"Residents of Harare are constantly paying for refuse collection which the city fathers seldom provide and this resulted in the storm drain system being periodically clogged with the refuse.
"In addition failure by the local authority to undertake routine maintenance of the drainage system has caused the total collapse of the storm drain system within the greater Harare. In times of the floods the residents are subjected to overflowing storm drains which at times causes flooding within the households," he said.
Mr Mazorodze said there is need for a widespread mindset shift on the part of the public to look for other alternative ways of waste disposal rather than throwing litter in storm drains.
"This is so because clogging the storm drain will result in a direct negative impact which accrues to the residents and it's a challenge. Residents can resort to the digging of compost within their households but at times this is a challenge as some of the residents do have limited space in their areas and the council should ensure that it collects the refuse from the residents," he pointed out.
This, he said, would go a long way in ensuring that the storm drains remains clean and continually maintained.
In addition, Mr Mazorodze suggested, the private companies should enter into private -- public partnerships with Harare City in order to improve the manner in which the services are provided to the residents.
He pointed out that refuse sorting is one of the best alternatives to address the storm drain clogging challenge that the residents are facing. This, he said, would result in classifying of the refuse and adaptation of various measures of water management such as land filling, composts and other managed dump sites.
"For this to happen there is need for capacity building of the residents to be done in order to classify and subsequently manage the waste disposal within their various communities. Community driven initiatives are an ideal option because the residents would have a sense of ownership of the development programs and would behave responsibly on the disposal of their waste within the communities," he added.
He said the core of the problem is the failure by Harare City Council to prioritise service delivery issues, which are being sacrificed and the resources being channelled towards the hefty salaries of top management.
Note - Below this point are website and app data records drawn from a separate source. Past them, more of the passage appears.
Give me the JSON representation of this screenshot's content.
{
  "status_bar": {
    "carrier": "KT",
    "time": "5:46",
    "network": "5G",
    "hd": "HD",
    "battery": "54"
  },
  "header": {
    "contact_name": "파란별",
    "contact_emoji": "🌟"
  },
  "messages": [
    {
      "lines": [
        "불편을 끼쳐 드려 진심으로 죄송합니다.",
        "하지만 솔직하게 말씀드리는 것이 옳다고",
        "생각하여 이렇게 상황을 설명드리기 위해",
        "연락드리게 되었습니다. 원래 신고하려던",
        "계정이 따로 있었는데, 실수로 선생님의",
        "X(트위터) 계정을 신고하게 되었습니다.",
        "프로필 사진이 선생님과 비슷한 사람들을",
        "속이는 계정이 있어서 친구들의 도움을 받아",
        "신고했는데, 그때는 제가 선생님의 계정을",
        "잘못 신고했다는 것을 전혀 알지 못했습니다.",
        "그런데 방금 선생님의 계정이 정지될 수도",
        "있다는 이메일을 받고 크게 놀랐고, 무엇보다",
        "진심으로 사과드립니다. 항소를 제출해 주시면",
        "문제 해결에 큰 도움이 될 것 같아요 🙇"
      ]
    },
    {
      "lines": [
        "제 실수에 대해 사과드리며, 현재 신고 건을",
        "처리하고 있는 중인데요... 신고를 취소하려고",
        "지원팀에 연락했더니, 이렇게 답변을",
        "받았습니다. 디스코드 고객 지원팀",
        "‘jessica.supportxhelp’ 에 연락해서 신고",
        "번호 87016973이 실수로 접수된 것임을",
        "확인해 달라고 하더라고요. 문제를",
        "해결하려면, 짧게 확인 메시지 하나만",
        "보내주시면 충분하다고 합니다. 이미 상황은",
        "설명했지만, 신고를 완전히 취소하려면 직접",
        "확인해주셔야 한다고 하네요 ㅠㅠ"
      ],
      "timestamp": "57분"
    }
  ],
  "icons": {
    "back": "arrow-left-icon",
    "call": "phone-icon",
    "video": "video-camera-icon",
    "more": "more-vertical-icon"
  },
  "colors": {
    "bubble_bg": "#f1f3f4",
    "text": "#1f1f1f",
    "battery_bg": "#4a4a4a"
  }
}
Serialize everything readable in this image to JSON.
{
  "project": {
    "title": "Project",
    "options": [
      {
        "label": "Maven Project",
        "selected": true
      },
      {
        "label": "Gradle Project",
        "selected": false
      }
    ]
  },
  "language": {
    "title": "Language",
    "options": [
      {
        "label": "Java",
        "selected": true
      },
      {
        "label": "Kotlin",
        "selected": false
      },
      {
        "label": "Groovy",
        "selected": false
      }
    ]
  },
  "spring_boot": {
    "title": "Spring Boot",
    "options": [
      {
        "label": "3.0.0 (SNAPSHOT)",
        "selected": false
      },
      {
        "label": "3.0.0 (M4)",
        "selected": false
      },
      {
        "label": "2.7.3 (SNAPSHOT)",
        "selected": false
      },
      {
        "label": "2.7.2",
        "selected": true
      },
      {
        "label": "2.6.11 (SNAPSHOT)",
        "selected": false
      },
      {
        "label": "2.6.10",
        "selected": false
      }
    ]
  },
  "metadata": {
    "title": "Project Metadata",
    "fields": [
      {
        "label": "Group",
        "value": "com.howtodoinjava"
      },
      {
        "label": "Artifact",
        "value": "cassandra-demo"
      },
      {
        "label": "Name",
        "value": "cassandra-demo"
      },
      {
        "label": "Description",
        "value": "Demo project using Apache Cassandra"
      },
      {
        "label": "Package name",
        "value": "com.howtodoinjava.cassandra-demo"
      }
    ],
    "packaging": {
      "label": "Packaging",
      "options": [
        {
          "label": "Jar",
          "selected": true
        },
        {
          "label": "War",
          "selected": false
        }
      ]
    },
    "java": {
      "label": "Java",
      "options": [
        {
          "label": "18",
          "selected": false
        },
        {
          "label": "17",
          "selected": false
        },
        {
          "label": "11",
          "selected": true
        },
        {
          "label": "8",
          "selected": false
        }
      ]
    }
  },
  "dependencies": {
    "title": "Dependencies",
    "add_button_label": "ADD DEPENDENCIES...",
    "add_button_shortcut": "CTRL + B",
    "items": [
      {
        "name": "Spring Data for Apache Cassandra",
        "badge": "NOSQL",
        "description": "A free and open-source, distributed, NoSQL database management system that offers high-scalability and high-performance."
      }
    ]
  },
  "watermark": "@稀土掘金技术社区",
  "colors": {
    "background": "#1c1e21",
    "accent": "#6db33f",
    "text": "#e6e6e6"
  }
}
"Right now most residential suburbs particularly the high-density suburbs such as Highfield, Budiriro, Mabvuku and Glen Norah refuse collection has not been done for over three months in some areas yet the city fathers continue to bill the residents for services which they do not provide. "Residents are left with no option except to throw litter around including the storm drains.
The Harare City Council should employ adequate and practical mechanisms to address the challenges which the residents are facing. In addition there should be regular and routine storm drain maintenance to ensure that the problems of storm drain overflowing will not be experienced.
"The HRT calls upon city fathers to be more sincere when it comes to the welfare of the Harare Citizenry, one life so far in Budiriro has been lost as a result of overflowing of the storm drains and it's very sad that Harare City Council has let the residents down in as far as the delivery of public services is concerned," he said.